Entrants are invited to submit abstracts in the area of clinical research, case series or individual case histories, then – if selected by a panel of judges - present their findings. Emphasis is placed on demonstrating novel clinical findings, illustrating classic conditions in new or unusual ways, and illuminating or expanding knowledge concerning physiology, cell biology, genetics, radiology, or molecular mechanisms.
Thineskrishna’s winning presentation, ‘Ureteroscopic biopsy of upper tract urothelial carcinoma is associated with increased intravesical recurrences on follow-up: A multi-institutional SUTURE group study’, which investigated the potential difficulties arising from a frequently used medical procedure, was based on a project completed via the Dundee Clinical Academic Track (DCAT).
He received a certificate and a £200 prize.
“My DCAT project offered me the opportunity to be part of a research team which was looking at existing medical guidelines -- in particular areas which required improvement.”
“This opportunity to be involved and potentially make an impact was too good to pass up.”
“I came across this competition calling for abstracts through an online newsletter, and decided to give it a try.”
“I believed the experience I would gain from trying would be invaluable for my future professional development, so when I received an invitation to present my work at the Royal Society of Medicine I was just pleasantly surprised.”
“And I was even more pleasantly surprised to be named the winner!”
Professor Ghulam Nabi, Head of Cancer Research Division at the University of Dundee School of Medicine, supervised Thineskrishna’s DCAT project.

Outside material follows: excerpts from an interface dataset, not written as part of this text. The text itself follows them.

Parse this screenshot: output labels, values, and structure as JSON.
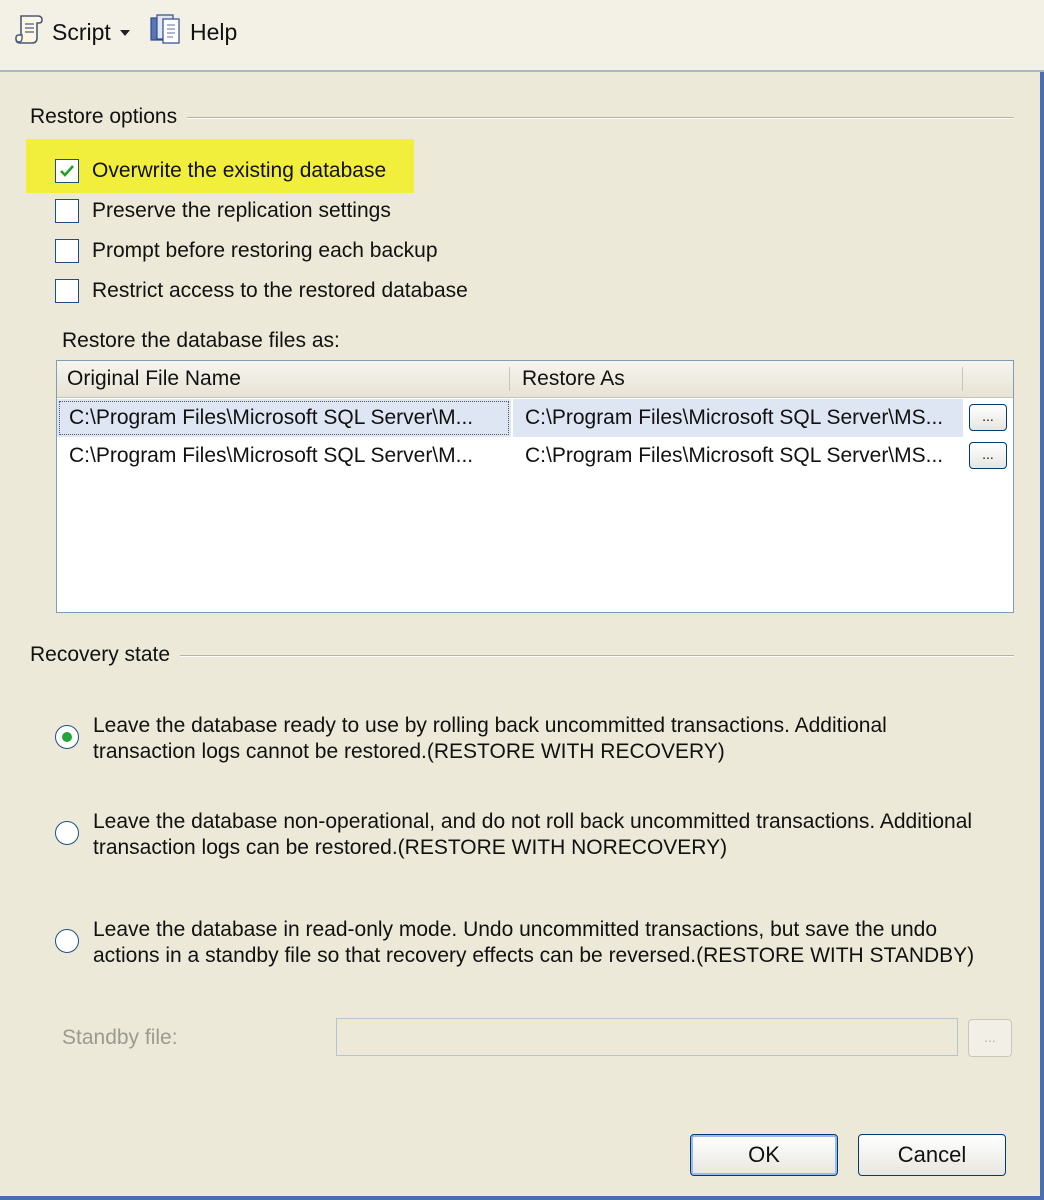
{
  "toolbar": {
    "script_label": "Script",
    "help_label": "Help"
  },
  "restore_options": {
    "title": "Restore options",
    "checkboxes": [
      {
        "label": "Overwrite the existing database",
        "checked": true
      },
      {
        "label": "Preserve the replication settings",
        "checked": false
      },
      {
        "label": "Prompt before restoring each backup",
        "checked": false
      },
      {
        "label": "Restrict access to the restored database",
        "checked": false
      }
    ],
    "files_label": "Restore the database files as:",
    "grid": {
      "columns": [
        "Original File Name",
        "Restore As"
      ],
      "rows": [
        {
          "original": "C:\\Program Files\\Microsoft SQL Server\\M...",
          "restore_as": "C:\\Program Files\\Microsoft SQL Server\\MS...",
          "browse": "..."
        },
        {
          "original": "C:\\Program Files\\Microsoft SQL Server\\M...",
          "restore_as": "C:\\Program Files\\Microsoft SQL Server\\MS...",
          "browse": "..."
        }
      ]
    }
  },
  "recovery_state": {
    "title": "Recovery state",
    "options": [
      {
        "line1": "Leave the database ready to use by rolling back uncommitted transactions. Additional",
        "line2": "transaction logs cannot be restored.(RESTORE WITH RECOVERY)",
        "selected": true
      },
      {
        "line1": "Leave the database non-operational, and do not roll back uncommitted transactions. Additional",
        "line2": "transaction logs can be restored.(RESTORE WITH NORECOVERY)",
        "selected": false
      },
      {
        "line1": "Leave the database in read-only mode. Undo uncommitted transactions, but save the undo",
        "line2": "actions in a standby file so that recovery effects can be reversed.(RESTORE WITH STANDBY)",
        "selected": false
      }
    ],
    "standby_label": "Standby file:",
    "standby_value": "",
    "standby_browse": "..."
  },
  "buttons": {
    "ok": "OK",
    "cancel": "Cancel"
  },
  "colors": {
    "highlight": "#f2ef3c",
    "window_bg": "#ece9d8",
    "border_blue": "#4a6fb0",
    "radio_dot": "#22a43b"
  }
}
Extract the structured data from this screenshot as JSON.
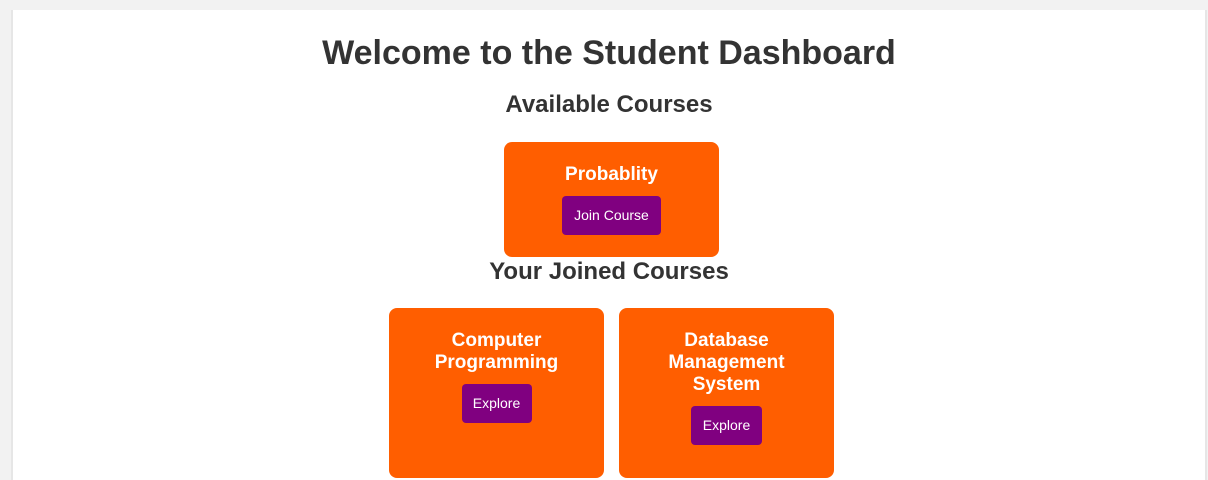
{
  "page": {
    "title": "Welcome to the Student Dashboard"
  },
  "available": {
    "heading": "Available Courses",
    "courses": [
      {
        "name": "Probablity",
        "button": "Join Course"
      }
    ]
  },
  "joined": {
    "heading": "Your Joined Courses",
    "courses": [
      {
        "name": "Computer Programming",
        "button": "Explore"
      },
      {
        "name": "Database Management System",
        "button": "Explore"
      }
    ]
  },
  "colors": {
    "card_background": "#ff5e00",
    "button_background": "#800080",
    "heading_text": "#333333"
  }
}
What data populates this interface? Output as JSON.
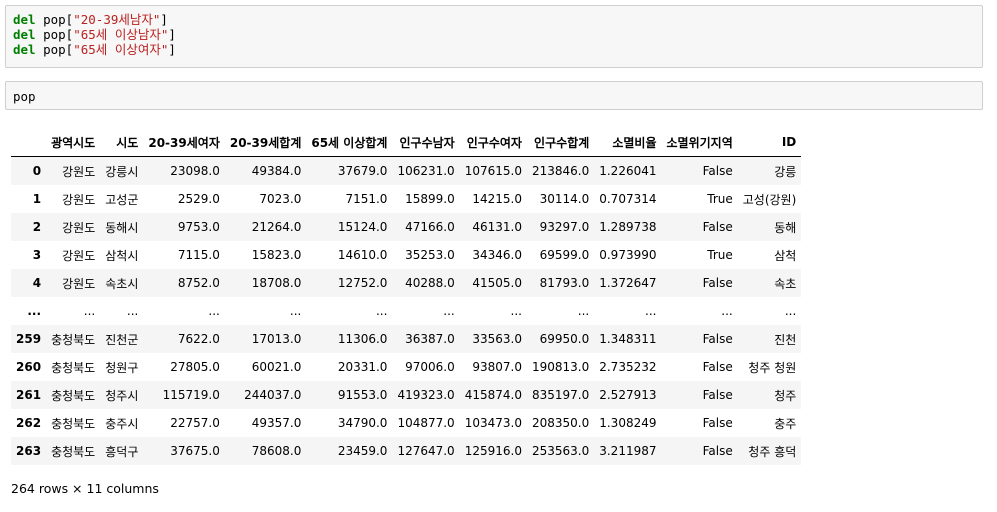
{
  "cells": {
    "code1": {
      "lines": [
        {
          "kw": "del",
          "pre": " pop[",
          "str": "\"20-39세남자\"",
          "post": "]"
        },
        {
          "kw": "del",
          "pre": " pop[",
          "str": "\"65세 이상남자\"",
          "post": "]"
        },
        {
          "kw": "del",
          "pre": " pop[",
          "str": "\"65세 이상여자\"",
          "post": "]"
        }
      ]
    },
    "code2": {
      "text": "pop"
    }
  },
  "dataframe": {
    "columns": [
      "",
      "광역시도",
      "시도",
      "20-39세여자",
      "20-39세합계",
      "65세 이상합계",
      "인구수남자",
      "인구수여자",
      "인구수합계",
      "소멸비율",
      "소멸위기지역",
      "ID"
    ],
    "rows": [
      [
        "0",
        "강원도",
        "강릉시",
        "23098.0",
        "49384.0",
        "37679.0",
        "106231.0",
        "107615.0",
        "213846.0",
        "1.226041",
        "False",
        "강릉"
      ],
      [
        "1",
        "강원도",
        "고성군",
        "2529.0",
        "7023.0",
        "7151.0",
        "15899.0",
        "14215.0",
        "30114.0",
        "0.707314",
        "True",
        "고성(강원)"
      ],
      [
        "2",
        "강원도",
        "동해시",
        "9753.0",
        "21264.0",
        "15124.0",
        "47166.0",
        "46131.0",
        "93297.0",
        "1.289738",
        "False",
        "동해"
      ],
      [
        "3",
        "강원도",
        "삼척시",
        "7115.0",
        "15823.0",
        "14610.0",
        "35253.0",
        "34346.0",
        "69599.0",
        "0.973990",
        "True",
        "삼척"
      ],
      [
        "4",
        "강원도",
        "속초시",
        "8752.0",
        "18708.0",
        "12752.0",
        "40288.0",
        "41505.0",
        "81793.0",
        "1.372647",
        "False",
        "속초"
      ],
      [
        "...",
        "...",
        "...",
        "...",
        "...",
        "...",
        "...",
        "...",
        "...",
        "...",
        "...",
        "..."
      ],
      [
        "259",
        "충청북도",
        "진천군",
        "7622.0",
        "17013.0",
        "11306.0",
        "36387.0",
        "33563.0",
        "69950.0",
        "1.348311",
        "False",
        "진천"
      ],
      [
        "260",
        "충청북도",
        "청원구",
        "27805.0",
        "60021.0",
        "20331.0",
        "97006.0",
        "93807.0",
        "190813.0",
        "2.735232",
        "False",
        "청주 청원"
      ],
      [
        "261",
        "충청북도",
        "청주시",
        "115719.0",
        "244037.0",
        "91553.0",
        "419323.0",
        "415874.0",
        "835197.0",
        "2.527913",
        "False",
        "청주"
      ],
      [
        "262",
        "충청북도",
        "충주시",
        "22757.0",
        "49357.0",
        "34790.0",
        "104877.0",
        "103473.0",
        "208350.0",
        "1.308249",
        "False",
        "충주"
      ],
      [
        "263",
        "충청북도",
        "흥덕구",
        "37675.0",
        "78608.0",
        "23459.0",
        "127647.0",
        "125916.0",
        "253563.0",
        "3.211987",
        "False",
        "청주 흥덕"
      ]
    ],
    "footer": "264 rows × 11 columns"
  }
}
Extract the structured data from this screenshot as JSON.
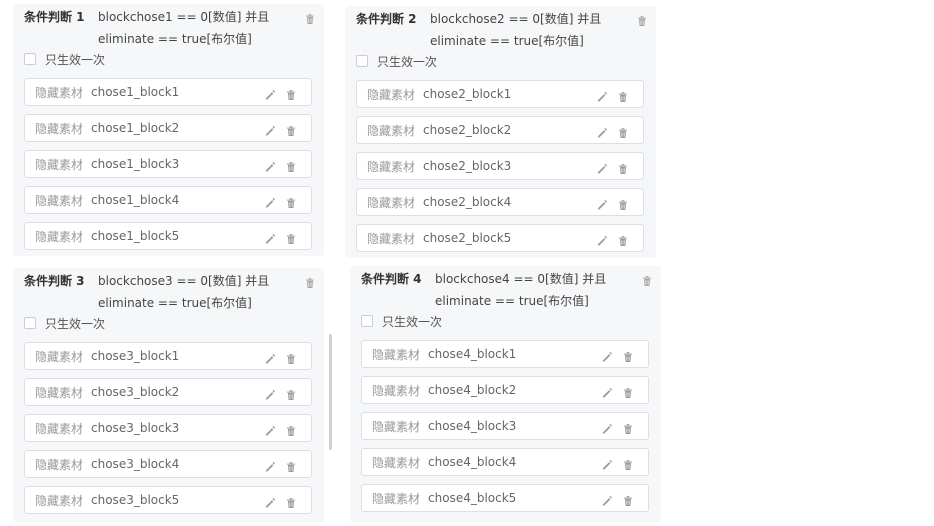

He said:
“I am delighted that Tinesh has won this prize. His study looks at potential harms of a common urological diagnostic procedure, and has implications for both future research and clinical practice.”
For more information on the Royal Society of Medicine, visit their website.
For more information on studying Medicine at the University of Dundee, visit our course pages.